■ ABOUT THIS EXERCISE:
Every record, from the first line to the last, needs to be given again exactly.

Records from a data collection
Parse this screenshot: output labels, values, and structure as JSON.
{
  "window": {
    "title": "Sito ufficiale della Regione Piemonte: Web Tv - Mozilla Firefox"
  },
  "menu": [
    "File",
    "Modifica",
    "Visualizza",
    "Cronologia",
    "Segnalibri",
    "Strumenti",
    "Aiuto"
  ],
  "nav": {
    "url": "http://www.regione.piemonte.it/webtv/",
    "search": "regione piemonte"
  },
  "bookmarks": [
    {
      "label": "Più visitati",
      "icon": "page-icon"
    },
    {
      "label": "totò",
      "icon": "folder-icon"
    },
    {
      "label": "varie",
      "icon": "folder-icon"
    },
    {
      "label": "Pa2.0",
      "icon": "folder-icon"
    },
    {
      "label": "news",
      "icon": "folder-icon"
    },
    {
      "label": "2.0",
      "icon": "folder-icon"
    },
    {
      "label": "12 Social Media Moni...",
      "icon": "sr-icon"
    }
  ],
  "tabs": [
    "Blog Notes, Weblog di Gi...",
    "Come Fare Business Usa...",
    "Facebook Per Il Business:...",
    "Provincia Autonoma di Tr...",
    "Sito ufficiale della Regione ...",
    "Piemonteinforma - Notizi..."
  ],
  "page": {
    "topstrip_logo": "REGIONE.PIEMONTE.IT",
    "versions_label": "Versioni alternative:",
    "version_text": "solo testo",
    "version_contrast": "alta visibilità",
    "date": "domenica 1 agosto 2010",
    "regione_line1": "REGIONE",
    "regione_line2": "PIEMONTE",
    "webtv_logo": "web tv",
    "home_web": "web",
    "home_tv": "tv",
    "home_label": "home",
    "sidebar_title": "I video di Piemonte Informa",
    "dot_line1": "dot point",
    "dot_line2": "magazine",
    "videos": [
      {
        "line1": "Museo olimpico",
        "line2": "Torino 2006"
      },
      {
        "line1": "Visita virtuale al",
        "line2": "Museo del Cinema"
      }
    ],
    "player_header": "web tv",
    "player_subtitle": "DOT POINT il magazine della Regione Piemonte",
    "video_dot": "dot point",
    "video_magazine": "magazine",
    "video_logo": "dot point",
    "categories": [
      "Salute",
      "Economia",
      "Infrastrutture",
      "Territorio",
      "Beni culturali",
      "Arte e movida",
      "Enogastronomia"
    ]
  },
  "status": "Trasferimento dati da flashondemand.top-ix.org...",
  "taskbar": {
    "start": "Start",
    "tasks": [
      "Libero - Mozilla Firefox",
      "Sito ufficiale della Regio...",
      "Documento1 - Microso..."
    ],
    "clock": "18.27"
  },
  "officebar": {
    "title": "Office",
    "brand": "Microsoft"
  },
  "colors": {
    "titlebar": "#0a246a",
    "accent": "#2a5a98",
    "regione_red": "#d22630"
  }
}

■ FINISHED EXERCISE:
Parse this screenshot: output labels, values, and structure as JSON.
{
  "window": {
    "title": "Sito ufficiale della Regione Piemonte: Web Tv - Mozilla Firefox"
  },
  "menu": [
    "File",
    "Modifica",
    "Visualizza",
    "Cronologia",
    "Segnalibri",
    "Strumenti",
    "Aiuto"
  ],
  "nav": {
    "url": "http://www.regione.piemonte.it/webtv/",
    "search": "regione piemonte"
  },
  "bookmarks": [
    {
      "label": "Più visitati",
      "icon": "page-icon"
    },
    {
      "label": "totò",
      "icon": "folder-icon"
    },
    {
      "label": "varie",
      "icon": "folder-icon"
    },
    {
      "label": "Pa2.0",
      "icon": "folder-icon"
    },
    {
      "label": "news",
      "icon": "folder-icon"
    },
    {
      "label": "2.0",
      "icon": "folder-icon"
    },
    {
      "label": "12 Social Media Moni...",
      "icon": "sr-icon"
    }
  ],
  "tabs": [
    "Blog Notes, Weblog di Gi...",
    "Come Fare Business Usa...",
    "Facebook Per Il Business:...",
    "Provincia Autonoma di Tr...",
    "Sito ufficiale della Regione ...",
    "Piemonteinforma - Notizi..."
  ],
  "page": {
    "topstrip_logo": "REGIONE.PIEMONTE.IT",
    "versions_label": "Versioni alternative:",
    "version_text": "solo testo",
    "version_contrast": "alta visibilità",
    "date": "domenica 1 agosto 2010",
    "regione_line1": "REGIONE",
    "regione_line2": "PIEMONTE",
    "webtv_logo": "web tv",
    "home_web": "web",
    "home_tv": "tv",
    "home_label": "home",
    "sidebar_title": "I video di Piemonte Informa",
    "dot_line1": "dot point",
    "dot_line2": "magazine",
    "videos": [
      {
        "line1": "Museo olimpico",
        "line2": "Torino 2006"
      },
      {
        "line1": "Visita virtuale al",
        "line2": "Museo del Cinema"
      }
    ],
    "player_header": "web tv",
    "player_subtitle": "DOT POINT il magazine della Regione Piemonte",
    "video_dot": "dot point",
    "video_magazine": "magazine",
    "video_logo": "dot point",
    "categories": [
      "Salute",
      "Economia",
      "Infrastrutture",
      "Territorio",
      "Beni culturali",
      "Arte e movida",
      "Enogastronomia"
    ]
  },
  "status": "Trasferimento dati da flashondemand.top-ix.org...",
  "taskbar": {
    "start": "Start",
    "tasks": [
      "Libero - Mozilla Firefox",
      "Sito ufficiale della Regio...",
      "Documento1 - Microso..."
    ],
    "clock": "18.27"
  },
  "officebar": {
    "title": "Office",
    "brand": "Microsoft"
  },
  "colors": {
    "titlebar": "#0a246a",
    "accent": "#2a5a98",
    "regione_red": "#d22630"
  }
}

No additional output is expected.